But we find no abuse of discretion by the District Court here in refusing to allow Crosby access to the report. Of course our affirmance does not preclude Crosby from seeking a resentence in the District Court under F.R.Crim.P. 358 in which event he might persuade the Court to exercise the discretionary authority under new Rule 32 to allow him to see the report and offer any comments or explanations he might have.
None of the other contentions raised by the appellants merit comment.
Of the Third Circuit, sitting by designation
Bannister was sentenced on each of the counts to five years probation, the sentences to run concurrently. Neal received a sentence of 18 months, 6 months imprisonment with the remainder suspended, and five years probation on each of the counts, concurrent. Crosby received consecutive five year sentences on the two substantive mail fraud counts, and five years on the conspiracy count to run concurrently with the sentence imposed on the second substantive count

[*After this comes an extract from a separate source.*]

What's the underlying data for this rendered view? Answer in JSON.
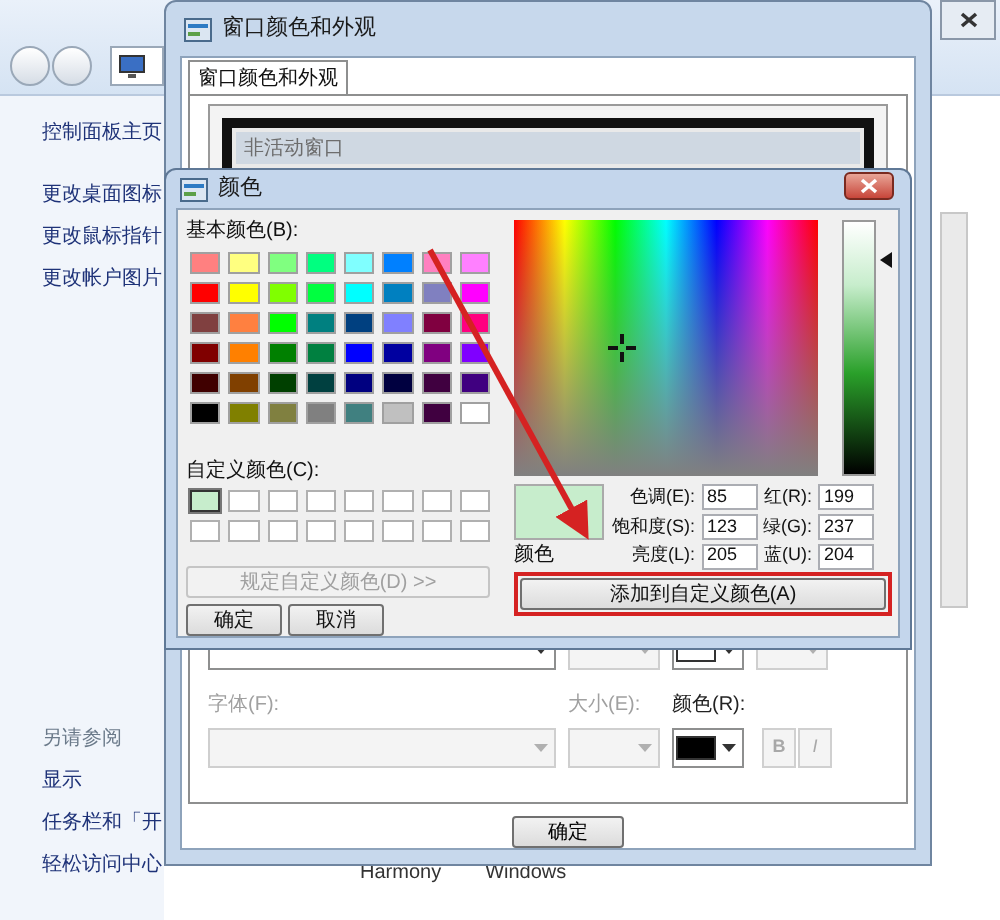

Manhattan Life Insurance Company, with home offices in New York
The "Proofs of Death" form signed by Bannister carries the heading "Submitted to the Manhattan Life Insurance Company of New York, 120 West 57th Street, New York 19, N.Y.," and further directs that the "Company reserves the right to require or to obtain further information should it be deemed necessary." [Emphasis added.] Neal, a some-time insurance agent, can hardly deny knowledge of the required home-office approval.
The substantive mail fraud counts must be distinguished from a charge of conspiracy which, being an agreement, calls for proof of an intended use of the mails. Abbott v. United States, 5 Cir., 1956, 239 F.2d 310, 314; Guardalibini v. United States, 5 Cir., 1942, 128 F.2d 984

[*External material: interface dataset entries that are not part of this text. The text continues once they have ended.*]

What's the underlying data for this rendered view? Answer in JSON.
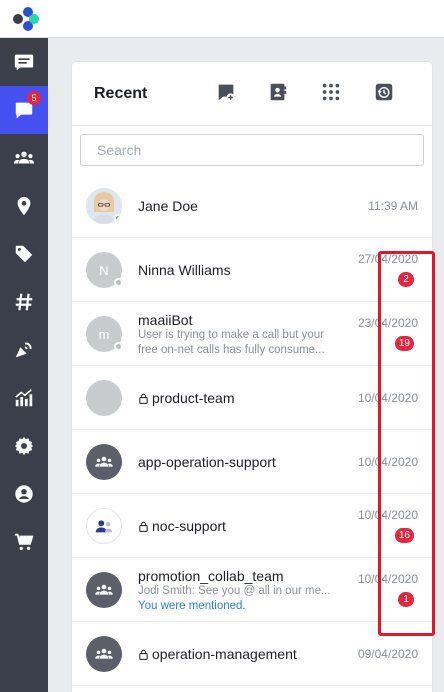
{
  "panel": {
    "title": "Recent",
    "header_icons": [
      "new-chat-icon",
      "contacts-book-icon",
      "apps-grid-icon",
      "history-icon"
    ],
    "search_placeholder": "Search"
  },
  "sidebar": {
    "items": [
      {
        "icon": "message-list-icon",
        "active": false
      },
      {
        "icon": "chat-icon",
        "active": true,
        "badge": "5"
      },
      {
        "icon": "people-icon",
        "active": false
      },
      {
        "icon": "location-pin-icon",
        "active": false
      },
      {
        "icon": "tag-icon",
        "active": false
      },
      {
        "icon": "hashtag-icon",
        "active": false
      },
      {
        "icon": "broadcast-icon",
        "active": false
      },
      {
        "icon": "analytics-icon",
        "active": false
      },
      {
        "icon": "settings-icon",
        "active": false
      },
      {
        "icon": "account-icon",
        "active": false
      },
      {
        "icon": "cart-icon",
        "active": false
      }
    ]
  },
  "conversations": [
    {
      "name": "Jane Doe",
      "time": "11:39 AM",
      "avatar": "photo",
      "status": "online"
    },
    {
      "name": "Ninna Williams",
      "time": "27/04/2020",
      "avatar": "initial",
      "initial": "N",
      "status": "offline",
      "badge": "2"
    },
    {
      "name": "maaiiBot",
      "time": "23/04/2020",
      "avatar": "initial",
      "initial": "m",
      "status": "offline",
      "badge": "19",
      "preview_line1": "User is trying to make a call but your",
      "preview_line2": "free on-net calls has fully consume..."
    },
    {
      "name": "product-team",
      "time": "10/04/2020",
      "avatar": "blank",
      "locked": true
    },
    {
      "name": "app-operation-support",
      "time": "10/04/2020",
      "avatar": "group"
    },
    {
      "name": "noc-support",
      "time": "10/04/2020",
      "avatar": "group-light",
      "locked": true,
      "badge": "16"
    },
    {
      "name": "promotion_collab_team",
      "time": "10/04/2020",
      "avatar": "group",
      "badge": "1",
      "preview_line1": "Jodi Smith: See you @ all in our me...",
      "mention": "You were mentioned."
    },
    {
      "name": "operation-management",
      "time": "09/04/2020",
      "avatar": "group",
      "locked": true
    }
  ],
  "colors": {
    "accent": "#4451ee",
    "sidebar": "#3b3f4a",
    "badge": "#e5263f",
    "online": "#2ec25f",
    "mention": "#2f7fe2",
    "highlight": "#e8142a"
  }
}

See Advisory Committee's Note, 39 F.R.D. 69, 193-194
"(c) Presentence Investigation.
"(2) Report. * * * The court before imposing sentence may disclose to the defendant or his counsel all or part of the material contained in the report of the presentence investigation and afford an opportunity to the defendant or his counsel to comment thereon. Any material disclosed to the defendant or his counsel shall also be disclosed to the attorney for the government."
F.R.D. 69, 192
See Advisory Committee Notes, 39 F.R.D. 69, 194:
"Practice in the federal courts is mixed, with a substantial minority of judges permitting disclosure while most deny it. * * * [T]he amendment goes no further than to make it clear that courts may disclose all or part of the presentence report to the defendant or to his counsel. It is hoped that courts will make increasing use of their discretion to disclose so that defendants generally may be given full opportunity to rebut or explain facts in presentence reports which will be material factors in determining sentences."
This rule, too, was significantly amended. See Advisory Committee Note, 39 F.R.D. 69, 196-97
Rule 35. "Correction or Reduction of Sentence. * * * The court may reduce a sentence within 120 days after the sentence is imposed, or within 120 days after receipt by the court of a mandate issued upon affirmance of the judgment or dismissal of the appeal, * * *."